    I mean, I get it if you've only heard one or two of her songs and find her to be just as generic as the rest of them, but having listened to all her albums, she's got a depth to her work that a lot of other pop singers don't have.

  27. #4377
    Join Date
    Dec 2011
    Location
    Los Angeles
    Posts
    5,634
    Mentioned
    348 Post(s)
    Quote Originally Posted by BRoswell View Post
    What makes Florence + The Machine good is the music and her lyrics. Her stuff evokes imagery and mood, not just generic "woe is me" feelings. The music is well put-together and thought out, not some generic hip-hop beats under some overly processed vocals. She also draws from a lot of different influences, which is also why she gets a lot of respect and admiration outside of the pop genre.

    I mean, I get it if you've only heard one or two of her songs and find her to be just as generic as the rest of them, but having listened to all her albums, she's got a depth to her work that a lot of other pop singers don't have.
    And I appreciate your defense of the music... but to me, it sounds like a laundry detergent ad written by that guy who hiked the price up on life saving drugs for HIV patients.

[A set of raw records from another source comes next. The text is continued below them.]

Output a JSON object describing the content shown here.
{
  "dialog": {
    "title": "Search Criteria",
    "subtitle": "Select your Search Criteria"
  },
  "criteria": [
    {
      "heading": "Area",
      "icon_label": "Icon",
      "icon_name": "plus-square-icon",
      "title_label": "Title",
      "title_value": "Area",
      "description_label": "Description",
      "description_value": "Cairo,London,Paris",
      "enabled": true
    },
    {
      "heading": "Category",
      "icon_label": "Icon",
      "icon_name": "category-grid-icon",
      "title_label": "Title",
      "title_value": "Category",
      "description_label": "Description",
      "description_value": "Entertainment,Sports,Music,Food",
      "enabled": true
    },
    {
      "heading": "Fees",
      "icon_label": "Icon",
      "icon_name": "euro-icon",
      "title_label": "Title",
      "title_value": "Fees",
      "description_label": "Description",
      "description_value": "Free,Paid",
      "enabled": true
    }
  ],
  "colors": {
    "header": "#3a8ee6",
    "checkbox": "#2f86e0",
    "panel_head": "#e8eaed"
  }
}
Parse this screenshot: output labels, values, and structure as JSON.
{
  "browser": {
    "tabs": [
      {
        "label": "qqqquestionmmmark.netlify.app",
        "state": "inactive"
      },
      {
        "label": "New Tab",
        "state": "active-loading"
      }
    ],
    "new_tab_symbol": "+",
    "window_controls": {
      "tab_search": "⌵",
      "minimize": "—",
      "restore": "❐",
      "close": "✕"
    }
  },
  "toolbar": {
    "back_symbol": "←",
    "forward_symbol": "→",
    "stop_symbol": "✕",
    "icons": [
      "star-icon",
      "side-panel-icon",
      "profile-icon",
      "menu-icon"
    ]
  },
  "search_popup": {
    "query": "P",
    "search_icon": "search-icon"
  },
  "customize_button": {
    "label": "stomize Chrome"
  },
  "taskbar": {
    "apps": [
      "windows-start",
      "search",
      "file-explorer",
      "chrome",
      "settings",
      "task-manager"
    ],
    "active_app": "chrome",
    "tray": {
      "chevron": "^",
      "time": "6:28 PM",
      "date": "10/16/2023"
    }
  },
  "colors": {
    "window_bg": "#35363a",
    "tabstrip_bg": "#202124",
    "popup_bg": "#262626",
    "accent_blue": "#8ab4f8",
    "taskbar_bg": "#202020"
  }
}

    I don't want to take away your appreciation for the music. This is all subjective. There's music to Commodore 64 games that bring a tear to my eye, so who am I to judge... but... Florence (and the machine as well, I guess) is like an overly pleasant enema, and it's happening in my brain.

    Quote Originally Posted by Steven View Post
    My Way by Limp Bizkit is a 10/10 song
    Sadly, we shall never be friends.
    Last edited by Jinsai; 08-31-2018 at 04:33 AM.

  28. #4378
    Join Date
    Nov 2011
    Location
    Indiana
    Posts
    2,501
    Mentioned
    34 Post(s)
    Quote Originally Posted by Jinsai View Post
    And I appreciate your defense of the music... but to me, it sounds like a laundry detergent ad written by that guy who hiked the price up on life saving drugs for HIV patients.
    Maybe if you've only heard "Dog Days Are Over" repeatedly, but I'm not sure how someone could listen to something like this and think about a laundry detergent commercial:

  29. #4379
    Join Date
    Nov 2011
    Posts
    90
    Mentioned
    0 Post(s)
    Quote Originally Posted by Steven View Post
    My Way by Limp Bizkit is a 10/10 song
    Boiler is the shit too.

  30. #4380
    Join Date
    Oct 2013
    Posts
    3,798
    Mentioned
    59 Post(s)
    I love Ozzy and he's a legend. That said...Alice Cooper>Ozzy.

Tags for this Thread

Posting Permissions